▸ TASK
Report only the number of lines in the entries below that hold the word "state".

Component data from apps and pages:
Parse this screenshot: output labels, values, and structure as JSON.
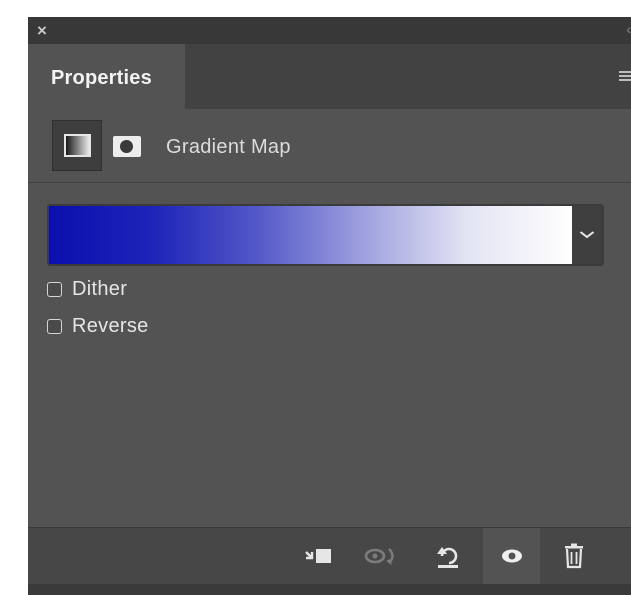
{
  "window": {
    "close_glyph": "×",
    "collapse_glyph": "‹"
  },
  "panel": {
    "tab_label": "Properties",
    "menu_icon": "panel-menu-icon"
  },
  "adjustment": {
    "title": "Gradient Map",
    "icons": [
      "gradient-map-adjustment-icon",
      "layer-mask-icon"
    ]
  },
  "gradient": {
    "colors": [
      "#0a0fae",
      "#1e24b8",
      "#5459c9",
      "#9ea0de",
      "#e3e4f4",
      "#ffffff"
    ],
    "dropdown_icon": "chevron-down-icon"
  },
  "options": {
    "dither": {
      "label": "Dither",
      "checked": false
    },
    "reverse": {
      "label": "Reverse",
      "checked": false
    }
  },
  "toolbar": {
    "buttons": [
      {
        "name": "clip-to-layer-icon",
        "active": false,
        "enabled": true
      },
      {
        "name": "view-previous-state-icon",
        "active": false,
        "enabled": false
      },
      {
        "name": "reset-adjustments-icon",
        "active": false,
        "enabled": true
      },
      {
        "name": "toggle-visibility-icon",
        "active": true,
        "enabled": true
      },
      {
        "name": "delete-layer-icon",
        "active": false,
        "enabled": true
      }
    ]
  },
  "colors": {
    "panel_bg": "#535353",
    "tab_strip_bg": "#424242",
    "title_bar_bg": "#383838",
    "text": "#e6e6e6"
  }
}
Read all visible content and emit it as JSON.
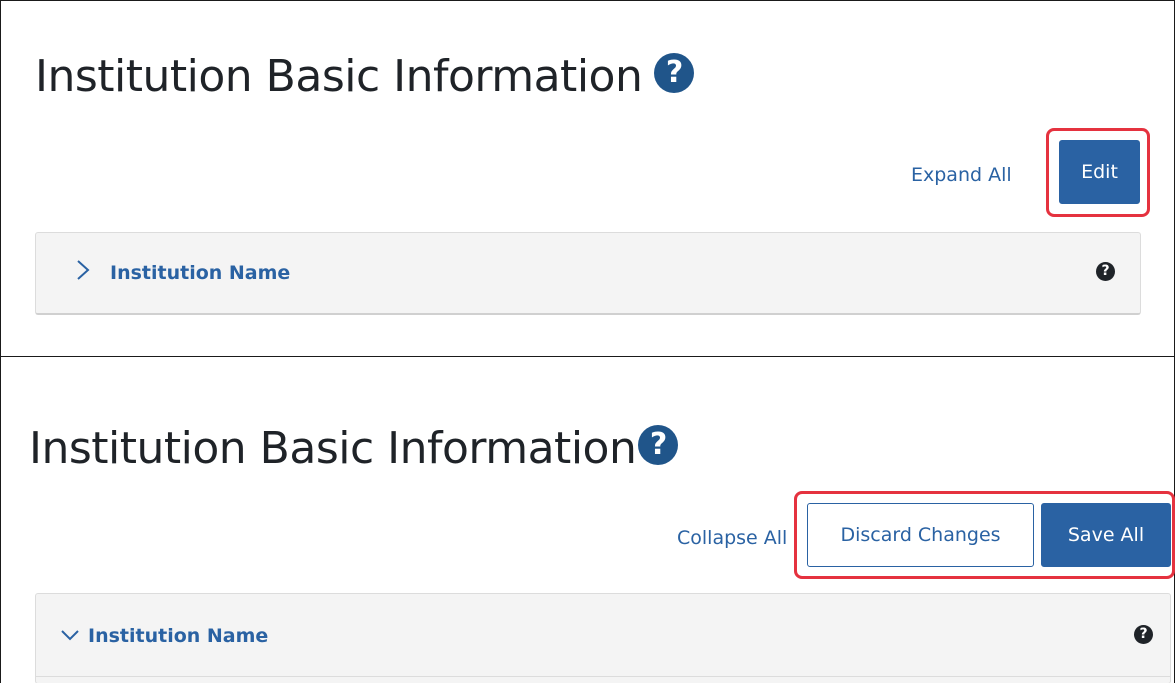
{
  "top_panel": {
    "title": "Institution Basic Information",
    "expand_link": "Expand All",
    "edit_button": "Edit",
    "accordion": {
      "title": "Institution Name",
      "state": "collapsed"
    }
  },
  "bottom_panel": {
    "title": "Institution Basic Information",
    "collapse_link": "Collapse All",
    "discard_button": "Discard Changes",
    "save_button": "Save All",
    "accordion": {
      "title": "Institution Name",
      "state": "expanded"
    }
  },
  "icons": {
    "help": "question-circle-icon",
    "expand": "chevron-right-icon",
    "collapse": "chevron-down-icon"
  },
  "colors": {
    "link": "#2a62a3",
    "primary_button": "#2a62a3",
    "help_icon": "#20558a",
    "highlight": "#e5323f",
    "accordion_bg": "#f4f4f4"
  }
}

▸ WRITTEN ANSWER
3